The complaint argues that on March 30th, the Staten Island facility passed an inspection by the New York sheriff’s office, which found that the safety concerns of the employees were “baseless.” The company says that it performs routine temperature controls, offers staggered shifts, and facilitates social distancing at the warehouse.
In a statement emailed to The Verge, James called Amazon’s lawsuit “nothing more than a sad attempt to distract from the facts and shirk accountability for its failures to protect hardworking employees from a deadly virus.” She added her office would “not be intimidated by anyone, especially corporate bullies that put profits over the health and safety of working people.”
On Friday, an official statement from Amazon said that it was not offering further comments because its complaint was quite comprehensive.

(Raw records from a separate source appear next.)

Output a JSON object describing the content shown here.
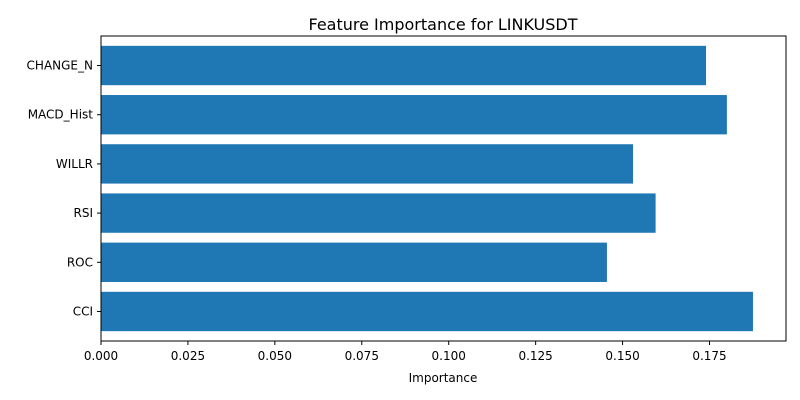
{
  "chart_data": {
    "type": "bar",
    "orientation": "horizontal",
    "title": "Feature Importance for LINKUSDT",
    "xlabel": "Importance",
    "ylabel": "",
    "categories": [
      "CHANGE_N",
      "MACD_Hist",
      "WILLR",
      "RSI",
      "ROC",
      "CCI"
    ],
    "values": [
      0.174,
      0.18,
      0.153,
      0.1595,
      0.1455,
      0.1875
    ],
    "xlim": [
      0,
      0.197
    ],
    "xticks": [
      0.0,
      0.025,
      0.05,
      0.075,
      0.1,
      0.125,
      0.15,
      0.175
    ],
    "xtick_labels": [
      "0.000",
      "0.025",
      "0.050",
      "0.075",
      "0.100",
      "0.125",
      "0.150",
      "0.175"
    ],
    "grid": false,
    "bar_color": "#1f77b4"
  }
}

An influential Amazon vice president quit and resigned from the organization in June, alleging it of overlooking “the human costs of the relentless growth and accumulation of wealth and power” in a scathing public blog post.